*PROBLEM*. Across the records that follow, give the number of lines containing the word "link" and nothing else.

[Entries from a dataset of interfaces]

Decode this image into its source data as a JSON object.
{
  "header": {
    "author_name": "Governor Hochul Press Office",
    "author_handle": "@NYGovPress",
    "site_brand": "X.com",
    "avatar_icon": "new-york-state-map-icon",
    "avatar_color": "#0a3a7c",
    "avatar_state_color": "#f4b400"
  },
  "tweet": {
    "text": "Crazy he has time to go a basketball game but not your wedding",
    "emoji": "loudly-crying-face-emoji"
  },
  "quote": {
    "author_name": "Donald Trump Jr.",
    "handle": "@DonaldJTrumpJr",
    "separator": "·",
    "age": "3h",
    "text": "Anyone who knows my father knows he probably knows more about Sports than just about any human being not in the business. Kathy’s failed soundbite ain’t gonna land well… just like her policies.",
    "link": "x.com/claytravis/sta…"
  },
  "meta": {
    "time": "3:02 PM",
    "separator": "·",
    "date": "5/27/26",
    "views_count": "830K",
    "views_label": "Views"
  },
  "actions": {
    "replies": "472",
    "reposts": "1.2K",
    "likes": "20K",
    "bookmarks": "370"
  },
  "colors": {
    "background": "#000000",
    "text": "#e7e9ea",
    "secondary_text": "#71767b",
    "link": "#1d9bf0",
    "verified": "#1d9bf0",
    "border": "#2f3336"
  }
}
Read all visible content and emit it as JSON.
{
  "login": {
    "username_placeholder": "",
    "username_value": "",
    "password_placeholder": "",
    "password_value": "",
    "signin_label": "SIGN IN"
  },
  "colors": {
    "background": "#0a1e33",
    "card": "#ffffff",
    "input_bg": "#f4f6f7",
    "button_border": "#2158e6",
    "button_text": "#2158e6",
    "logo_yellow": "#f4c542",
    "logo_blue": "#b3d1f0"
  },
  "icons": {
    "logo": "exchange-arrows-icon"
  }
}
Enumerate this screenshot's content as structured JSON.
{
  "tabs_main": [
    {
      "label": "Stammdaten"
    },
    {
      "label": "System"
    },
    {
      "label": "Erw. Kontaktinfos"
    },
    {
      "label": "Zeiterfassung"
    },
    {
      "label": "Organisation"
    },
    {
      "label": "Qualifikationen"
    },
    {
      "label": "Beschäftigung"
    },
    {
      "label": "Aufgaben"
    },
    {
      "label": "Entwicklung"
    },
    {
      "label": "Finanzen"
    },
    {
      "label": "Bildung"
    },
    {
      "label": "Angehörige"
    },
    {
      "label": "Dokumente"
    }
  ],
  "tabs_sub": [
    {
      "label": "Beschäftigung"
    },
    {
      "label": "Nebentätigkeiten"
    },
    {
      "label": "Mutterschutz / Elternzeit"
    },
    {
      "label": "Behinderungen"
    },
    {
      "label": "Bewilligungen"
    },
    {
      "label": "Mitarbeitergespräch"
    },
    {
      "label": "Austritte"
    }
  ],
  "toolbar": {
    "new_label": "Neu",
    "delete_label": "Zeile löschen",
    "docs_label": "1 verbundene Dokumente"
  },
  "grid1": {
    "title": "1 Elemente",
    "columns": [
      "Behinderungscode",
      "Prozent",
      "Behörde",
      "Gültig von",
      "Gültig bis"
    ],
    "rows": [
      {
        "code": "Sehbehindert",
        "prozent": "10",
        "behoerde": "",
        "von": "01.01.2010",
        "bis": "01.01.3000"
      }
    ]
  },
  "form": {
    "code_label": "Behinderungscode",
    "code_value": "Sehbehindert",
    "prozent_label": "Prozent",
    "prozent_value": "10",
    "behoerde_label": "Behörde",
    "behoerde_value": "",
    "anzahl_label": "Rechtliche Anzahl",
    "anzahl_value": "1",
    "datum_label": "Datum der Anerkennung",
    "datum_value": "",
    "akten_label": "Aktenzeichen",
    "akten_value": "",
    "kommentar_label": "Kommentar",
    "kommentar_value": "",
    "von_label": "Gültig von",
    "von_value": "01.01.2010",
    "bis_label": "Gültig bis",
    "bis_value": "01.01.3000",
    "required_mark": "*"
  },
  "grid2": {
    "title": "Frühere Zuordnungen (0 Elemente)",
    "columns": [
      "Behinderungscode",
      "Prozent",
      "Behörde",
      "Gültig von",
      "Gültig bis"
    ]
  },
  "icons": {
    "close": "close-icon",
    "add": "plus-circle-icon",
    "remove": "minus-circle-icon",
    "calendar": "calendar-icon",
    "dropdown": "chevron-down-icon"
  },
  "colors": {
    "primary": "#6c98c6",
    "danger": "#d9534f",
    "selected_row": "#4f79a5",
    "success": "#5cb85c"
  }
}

*ANSWER TO THIS TASK*. 2